a lender defaults, but it also makes the loan more

If you use the HECM for a credit line and don't draw
on it all at once, the unused portion of the credit
grows over time, allowing you to have more money

An example of a lender-insured mortgage is the Home
Keeper Mortgage by Fannie Mae, a federally chartered,
publicly traded company that provides the nation's
largest source of funds for home mortgages. The Home
Keeper is also available through private lenders.

The Fannie Mae loan has a higher maximum, $252,700,
than the HECM, but that means the final amount owed is
higher. The Home Keeper's credit line is set at a flat
amount and doesn't grow over time as the HECM's does.

There also is the uninsured mortgage, which provides
fixed monthly amounts for a set number of years.

The balance must be paid when it comes due, either by
selling the house or by using other assets to pay off
the loan.

In Massachusetts, the Boston-based HOME program also
has worked with more than 60 community banks on a
specially designed loan that meets an elder's needs
while growing to no more than about 60 percent or 65
percent of the value of the home, over a term of
between two and 15 years. That preserves some equity
so that when the house is sold at the end of the term,
there's enough money to help the senior make the
transition to a new residence.

While all reverse mortgages are expensive, HOME prides
itself on the lower cost of its term reverse
mortgages, which have lower closing costs, no mortgage
insurance, and are not sold to other lenders. The
money can be received as a lump sum or a monthly

This product may be appropriate for elderly homeowners
facing in- home care situations, says Raymond, because
it preserves equity, which can then be used for
expenses related to the transition to a new
residential situation such as an assisted living or
nursing care facility.

It also may be appropriate for those who are
ineligible for other reverse mortgages. "We had a
woman just recently who got a term reverse mortgage,"
says Raymond. "She was in her 60s and facing
foreclosure. With the size of her debt, she couldn't
qualify for an open-ended reverse mortgage."

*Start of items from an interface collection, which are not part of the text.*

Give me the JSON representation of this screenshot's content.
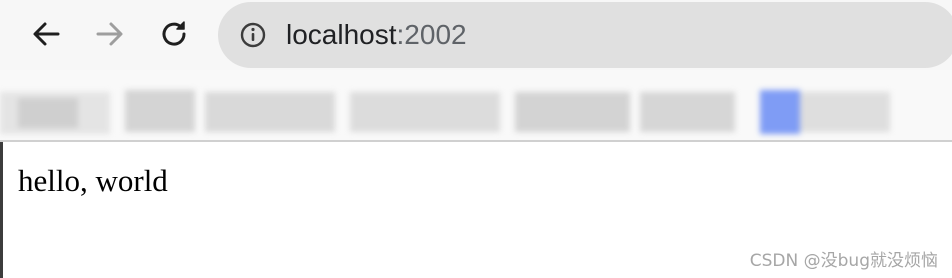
{
  "browser": {
    "url_host": "localhost",
    "url_sep": ":",
    "url_port": "2002"
  },
  "page": {
    "body_text": "hello, world"
  },
  "watermark": {
    "text": "CSDN @没bug就没烦恼"
  },
  "colors": {
    "toolbar_bg": "#f7f7f7",
    "omnibox_bg": "#e0e0e0",
    "url_text": "#202124",
    "disabled_icon": "#9e9e9e",
    "bookmark_accent": "#7f9cf5"
  },
  "icons": {
    "back": "arrow-left-icon",
    "forward": "arrow-right-icon",
    "reload": "reload-icon",
    "site_info": "info-icon"
  }
}
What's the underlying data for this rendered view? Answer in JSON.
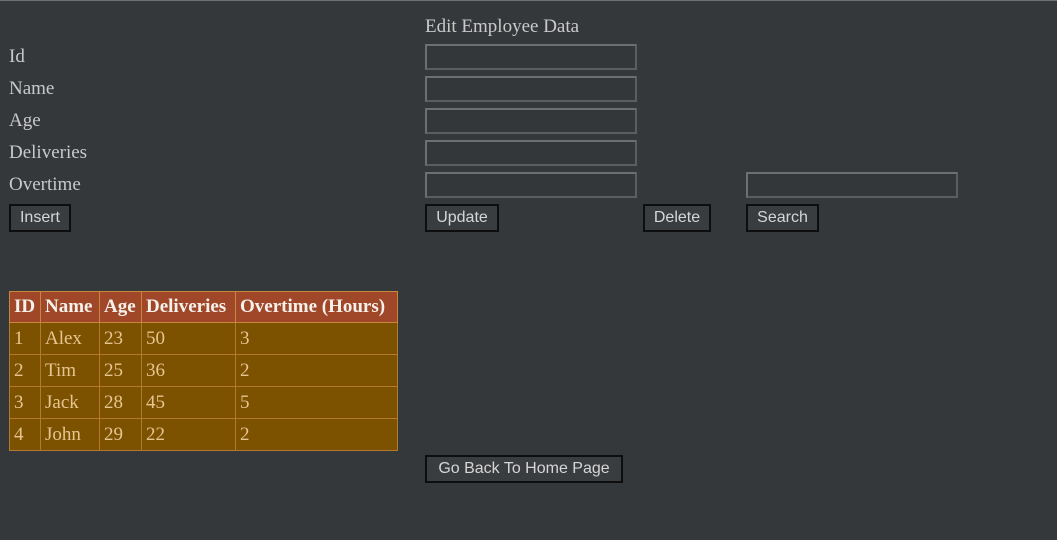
{
  "form": {
    "title": "Edit Employee Data",
    "labels": {
      "id": "Id",
      "name": "Name",
      "age": "Age",
      "deliveries": "Deliveries",
      "overtime": "Overtime"
    },
    "values": {
      "id": "",
      "name": "",
      "age": "",
      "deliveries": "",
      "overtime": "",
      "search": ""
    }
  },
  "buttons": {
    "insert": "Insert",
    "update": "Update",
    "delete": "Delete",
    "search": "Search",
    "home": "Go Back To Home Page"
  },
  "table": {
    "headers": [
      "ID",
      "Name",
      "Age",
      "Deliveries",
      "Overtime (Hours)"
    ],
    "rows": [
      [
        "1",
        "Alex",
        "23",
        "50",
        "3"
      ],
      [
        "2",
        "Tim",
        "25",
        "36",
        "2"
      ],
      [
        "3",
        "Jack",
        "28",
        "45",
        "5"
      ],
      [
        "4",
        "John",
        "29",
        "22",
        "2"
      ]
    ]
  },
  "colors": {
    "background": "#35383b",
    "table_header": "#a14729",
    "table_cell": "#7c5200"
  }
}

By using a term reverse mortgage, she was able to
spend three more years in her house and still walk
away with 35 percent of the equity while avoiding a
foreclosure auction, says Raymond.

As reverse mortgages grow more popular, lenders are
increasing the number of options available to seniors.

Says Belling of the AARP Foundation, "Make sure you
get a lender who tells you all your choices."

- Homeowners Options for Massachusetts Elders, 30
Winter Street, Boston, MA 02108, 617-451-0680 or
800-583- 5337.
- National Center for Home Equity Conversion, 360
North Robert Street, St. Paul, MN 55101, or visit
- Department of Housing and Urban Development's
Housing Counseling Clearinghouse, 888-466-3487. (This
service offers free or low-cost reverse mortgage
counseling and other information.)
- AARP Home Equity Information Center, 601 East
Street NW, Washington, DC 20049.
- Fannie Mae, 3900 Wisconsin Avenue NW, Washington, DC
20016, 800- 732-6643.
- Unity Mortgage, 435 New Karner Road, Suite 200,
Albany, NY 12205, 518-452-5819 or 800-203-4667.
- Wells Fargo Home Mortgage, 18 Route 6A, Sandwich, MA
02563, 508- 888-3450 or 800-677-0886.